>     this part would depend on the former part
Agreed, this would be some sort of demo for the new functionality.

>   - one would be a writer that can populate a database.
Agreed, I put it into 'core' as a utility class but this could be made a 
lot simpler by providing a standalone application.

> I don't understand the configuration part. Do you want to have  
> something flexible enough that simple configuration would allow to  
> switch from one database scheme to another one? This would probably be  
> over-engineered. We don't "switch" from one configuration to another  
> one, but users may need to set up way to connect to their database,  
> and then they will stick on it for a few years (space industry is  
> really conservative). 
The configuration part is definitely not as complex as it appears to be.
I don't want to switch from one database scheme to another but I thought it
had to be possible to plug into an existing database scheme or at least let
the user choose the scheme that was going to be used. My design does _not_
support a user switching from scheme 1 to scheme 2 without doing manual database

> So if "configuration" is "develop specific code  
> that implements a general interface", it's OK with us. 
Yes, it is exactly that. I aim to provide default implementations to get a user
up and running ASAP but allow overriding in the form of user specific implementations
of the new interfaces.

> If  configuration is "write an XML/JSON/TXT file that describes the scheme  
> and will be loaded automatically by a magic class that understand  
> everything possible", then it's probably too complicated (and hackish  
> as you write). 
I'm definitely not capable enough to program such a beast, the JPA developers
already did this in the form of 'orm.xml' and I am not a fan.

> Currently, when users need to have a specific loader,  
> they develop it. We provide a set of current ones that meets general  
> needs and use canonical files as they are provided by laboratories  
> (IERS, JPL, ...). When specific ground systems prefer to use their own  
> format, they simply develop code for that, they don't "configure" a  
> general reader.
It seems that I did not explain the configuration enough in my report.
'Configuration' for me meant exactly what you said, implementing an interface or
subclassing an existing class. 
In the case of JPA however, implementing this interface would be rather hackish
itself.
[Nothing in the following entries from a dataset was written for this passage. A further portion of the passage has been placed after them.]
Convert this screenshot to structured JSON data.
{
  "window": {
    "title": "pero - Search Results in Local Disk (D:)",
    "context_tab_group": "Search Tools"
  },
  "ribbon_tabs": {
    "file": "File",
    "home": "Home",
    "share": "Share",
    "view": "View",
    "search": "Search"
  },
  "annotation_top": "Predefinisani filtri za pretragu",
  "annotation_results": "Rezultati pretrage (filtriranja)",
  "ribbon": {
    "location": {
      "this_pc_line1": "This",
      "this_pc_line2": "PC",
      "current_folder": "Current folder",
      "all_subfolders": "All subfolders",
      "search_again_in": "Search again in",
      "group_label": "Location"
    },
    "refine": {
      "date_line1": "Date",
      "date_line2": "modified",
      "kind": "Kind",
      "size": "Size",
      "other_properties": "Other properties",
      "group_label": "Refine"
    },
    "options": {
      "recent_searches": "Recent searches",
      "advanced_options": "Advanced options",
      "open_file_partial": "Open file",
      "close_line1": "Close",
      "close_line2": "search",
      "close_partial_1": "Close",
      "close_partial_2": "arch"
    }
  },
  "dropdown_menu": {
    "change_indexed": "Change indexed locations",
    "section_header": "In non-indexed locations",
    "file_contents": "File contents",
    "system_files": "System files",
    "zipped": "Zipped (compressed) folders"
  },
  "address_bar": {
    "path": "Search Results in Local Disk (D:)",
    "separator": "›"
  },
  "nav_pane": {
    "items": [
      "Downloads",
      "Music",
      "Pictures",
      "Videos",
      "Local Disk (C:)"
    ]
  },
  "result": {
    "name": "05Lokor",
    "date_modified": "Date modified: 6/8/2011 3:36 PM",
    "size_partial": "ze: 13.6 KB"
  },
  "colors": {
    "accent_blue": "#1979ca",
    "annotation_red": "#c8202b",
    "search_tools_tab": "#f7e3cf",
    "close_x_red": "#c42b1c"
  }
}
To define your own fields in JPA you have to provide either an 'orm.xml'
mapping file or include annotations on a JPA @Entity enabled class.

> So I would suggest to simplify a little the design.
Assuming the requirements are correct I am not sure of what should be simplified.
But if a user should:
  (1) Only be able to point to his database and let Orekit load
from it, it would be a lot easier than having to design something that enables
the configuration (through implementation) of the corresponding scheme, i.e.,
table and field names.
  (2) Not be able to choose or write his own persistence provider, e.g.,
JPA, JDBC or something custom, we can drop the module layout and provide just 
JDBC in the core.

> As per testing, try to select a simple reasonable goal. It's OK to use  
> one implementation (in-memory if you want) and avoid developping yet  
> another layer to isolate everything from implementation.
This layer is already in place with the current design, though I am a fan of not
spending 90% of the development time on unit tests ;)!

Luc, to make sure I understand the requirements properly could you correct 
my scenario or provide one yourself? 


> I read through your report, and you might want to look at mockito [1]
> (if you haven't already) to help create mocks for testing. I've used it
> writing unit tests for other projects and it makes it easier to test a
> single class at at time. I've even used it to track down a few bugs in
> Orekit itself. Though Orekit only has JUnit as a test dependency, you
> could add mockit as a test dependency to the new maven projects you create.
Thanks for the reference Evan! I am aware of mockito and have used it several
times before to reduce mocking implementations to a bare minimum, I will definitely
use it in Orekit if mocking proves to be a useful testing tool for the database

Thanks everyone for the feedback and my apologies for the wall of text!